|9 August 2002
Swathes of farms lie fallow as new absentee landlords refuse to take up land
As the sun sets on the disruptive land reform programme it has emerged that thousands of resettled farmers are still to take possession of their allocated pieces of land, greatly compromising Zimbabwe's food security in the coming season. Top government officials, Zanu PF supporters and friends and relatives of the powerful allocated land under the A1 and A2 models are still sitting on the sidelines.
The model A2 scheme is the worst affected. Agricultural analysts said good rains alone would not guarantee food security due to the absence of farmers to till the available land. Most allotees of the chaotic land reform exercise have snubbed the offer citing lack of government support and incentives to undertake a sustainable farming business. In the A2 model only half of the 54 000 plots are understood to have been demarcated and just 20% of the pegged plots have been taken up.
The Zimbabwe Independent last weekend toured Mashonaland West province, which used to produce an estimated 40% of the country's major crops such as the staple maize, tobacco and wheat. The fields lie idle with no production or land preparation taking place despite the fact that planting is due to start next month. Not only is the land lying fallow but state-of-the-art irrigation equipment and multi-million dollar grain storage facilities are either redundant or have been pillaged. Officials at Lions Den silos said the facilities have not received any grain for storage since the beginning of the farm invasions two years ago. "Grain has instead been taken out of the silos and the facilities have become a white elephant," an official said.
Commercial farmers' representative body Justice for Agriculture (JAG) estimates that equipment worth $14,5 billion has been lost in the commercial farming sector to seizures, looting and vandalism. "About $14,5 billion worth of movable assets have been illegally impounded or looted since February 2000 and JAG will be suing the ruling party Zanu PF after it has completed working out the total losses sustained by both farmers and farm workers," JAG said.
Makonde Rural District Council assistant administrator Dan Zvobgo said land uptake, particularly in the model A2 scheme, has been very disappointing. "Model A2 in general has received a bad response from the new farmers because it did not take into cognisance distances farmers had to travel to their new properties," Zvobgo said. "Applicants were allocated land anywhere in the country and that means some farmers have to travel from one end of the country to the other but those expenses are not covered." Zvobgo said land preparation in his district and the country as a whole had been greatly hampered by the unavailability of draught power. "We only have eight tractors running in the whole district and that is not enough to service all farmers in time for the planting season. That alone should reduce the intended hectarage under crop," he said. "This is a common phenomenon throughout the country, no district has enough tractors to plough for the new farmers and the virgin land they are moving onto cannot be tilled with ox-drawn ploughs." He said the situation has been worsened by the lack of spares and fuel.

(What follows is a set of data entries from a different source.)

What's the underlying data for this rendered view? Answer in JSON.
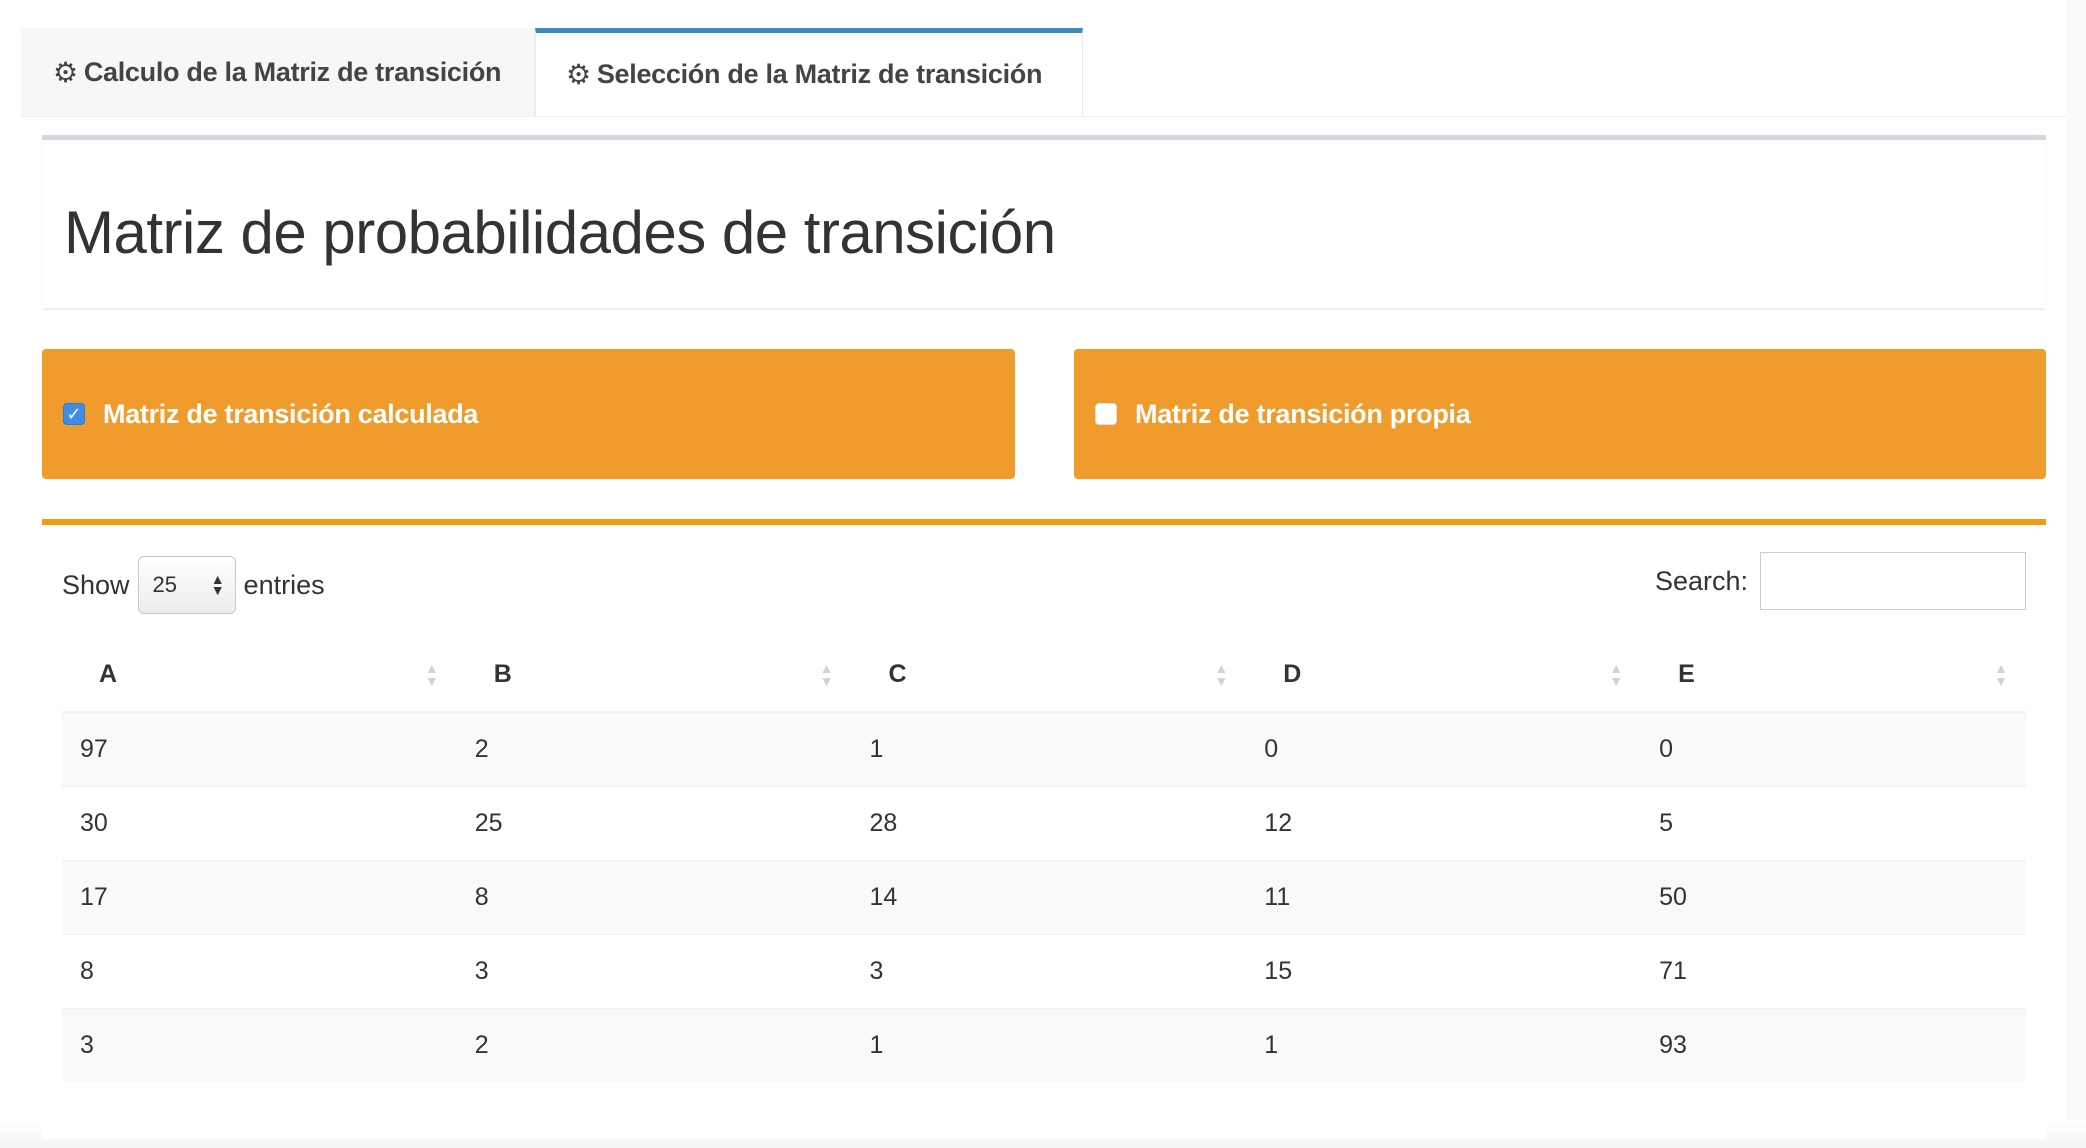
{
  "tabs": [
    {
      "label": "Calculo de la Matriz de transición",
      "icon": "gear-icon",
      "active": false
    },
    {
      "label": "Selección de la Matriz de transición",
      "icon": "gear-icon",
      "active": true
    }
  ],
  "title": "Matriz de probabilidades de transición",
  "options": [
    {
      "label": "Matriz de transición calculada",
      "checked": true
    },
    {
      "label": "Matriz de transición propia",
      "checked": false
    }
  ],
  "table": {
    "show_label": "Show",
    "entries_label": "entries",
    "page_length": "25",
    "search_label": "Search:",
    "search_value": "",
    "columns": [
      "A",
      "B",
      "C",
      "D",
      "E"
    ],
    "rows": [
      [
        "97",
        "2",
        "1",
        "0",
        "0"
      ],
      [
        "30",
        "25",
        "28",
        "12",
        "5"
      ],
      [
        "17",
        "8",
        "14",
        "11",
        "50"
      ],
      [
        "8",
        "3",
        "3",
        "15",
        "71"
      ],
      [
        "3",
        "2",
        "1",
        "1",
        "93"
      ]
    ]
  },
  "colors": {
    "tab_active_border": "#3c8dbc",
    "orange": "#f09c2d",
    "table_border": "#f39c12",
    "checkbox_blue": "#3f8ee6"
  }
}
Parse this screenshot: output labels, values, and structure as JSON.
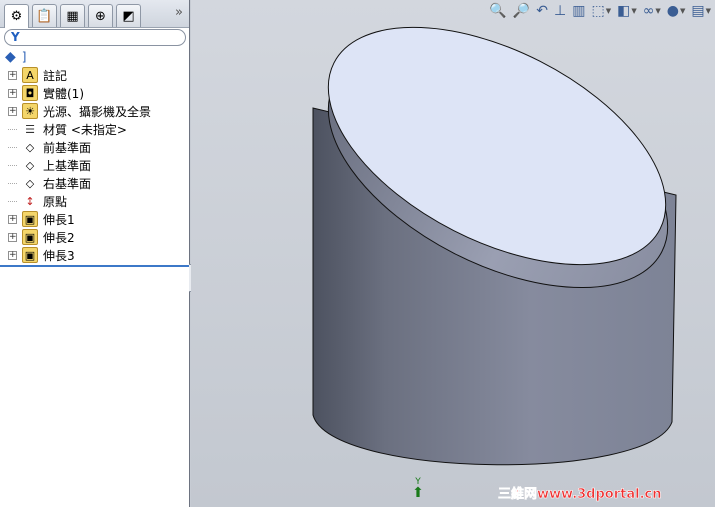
{
  "panel": {
    "tabs": [
      {
        "name": "feature-manager",
        "icon": "part-icon",
        "glyph": "⚙"
      },
      {
        "name": "property-manager",
        "icon": "property-icon",
        "glyph": "📋"
      },
      {
        "name": "configuration-manager",
        "icon": "configuration-icon",
        "glyph": "▦"
      },
      {
        "name": "dimxpert-manager",
        "icon": "crosshair-icon",
        "glyph": "⊕"
      },
      {
        "name": "display-manager",
        "icon": "display-icon",
        "glyph": "◩"
      }
    ],
    "more_label": "»",
    "filter_icon": "funnel-icon",
    "root_label": "]",
    "tree": [
      {
        "label": "註記",
        "expandable": true,
        "icon": "annotation-folder-icon",
        "glyph": "A"
      },
      {
        "label": "實體(1)",
        "expandable": true,
        "icon": "solid-bodies-folder-icon",
        "glyph": "◘"
      },
      {
        "label": "光源、攝影機及全景",
        "expandable": true,
        "icon": "lights-folder-icon",
        "glyph": "☀"
      },
      {
        "label": "材質 <未指定>",
        "expandable": false,
        "icon": "material-icon",
        "glyph": "☰"
      },
      {
        "label": "前基準面",
        "expandable": false,
        "icon": "plane-icon",
        "glyph": "◇"
      },
      {
        "label": "上基準面",
        "expandable": false,
        "icon": "plane-icon",
        "glyph": "◇"
      },
      {
        "label": "右基準面",
        "expandable": false,
        "icon": "plane-icon",
        "glyph": "◇"
      },
      {
        "label": "原點",
        "expandable": false,
        "icon": "origin-icon",
        "glyph": "↕"
      },
      {
        "label": "伸長1",
        "expandable": true,
        "icon": "extrude-icon",
        "glyph": "▣"
      },
      {
        "label": "伸長2",
        "expandable": true,
        "icon": "extrude-icon",
        "glyph": "▣"
      },
      {
        "label": "伸長3",
        "expandable": true,
        "icon": "extrude-icon",
        "glyph": "▣"
      }
    ]
  },
  "toolbar": [
    {
      "name": "zoom-to-fit",
      "glyph": "🔍",
      "dropdown": false
    },
    {
      "name": "zoom-to-area",
      "glyph": "🔎",
      "dropdown": false
    },
    {
      "name": "previous-view",
      "glyph": "↶",
      "dropdown": false
    },
    {
      "name": "section-view",
      "glyph": "⊥",
      "dropdown": false
    },
    {
      "name": "dynamic-annotation",
      "glyph": "▥",
      "dropdown": false
    },
    {
      "name": "view-orientation",
      "glyph": "⬚",
      "dropdown": true
    },
    {
      "name": "display-style",
      "glyph": "◧",
      "dropdown": true
    },
    {
      "name": "hide-show-items",
      "glyph": "∞",
      "dropdown": true
    },
    {
      "name": "edit-appearance",
      "glyph": "●",
      "dropdown": true
    },
    {
      "name": "apply-scene",
      "glyph": "▤",
      "dropdown": true
    }
  ],
  "triad": {
    "axis_label": "Y"
  },
  "watermark": "三維网www.3dportal.cn",
  "colors": {
    "top_face": "#dde4f6",
    "body": "#7d8396",
    "accent": "#3c78c8"
  }
}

Commercial Farmers Union Mashonaland West/South regional executive Ben Freeth said there was hardly any land preparation by either commercial farmers still on the land or the new occupiers. "The new farmers do not have the requisite equipment for land preparation while commercial farmers are not preparing the land either because their future is not certain or they are being stopped by the occupiers," Freeth said. CFU vice-president (commodities) Doug Taylor-Freeme said most of the fast-track resettled farmers were reluctant to take up the land because of lack of incentives. "The whole of the agricultural sector has come to a standstill," Taylor-Freeme said. "Vast tracts of fields are lying idle with new farmers facing serious financial problems but failing to borrow from the banks because of lack of clarity and security." Taylor-Freeme said in the tobacco sector alone an estimated 60 million kilogrammes have been lost due to the delays in land preparation. "There is no activity on the ground," he said. "Seed beds should have been planted at the beginning of June but this could not be done because of the confusion in the sector." (ZWNews / Zimbabwe Independent)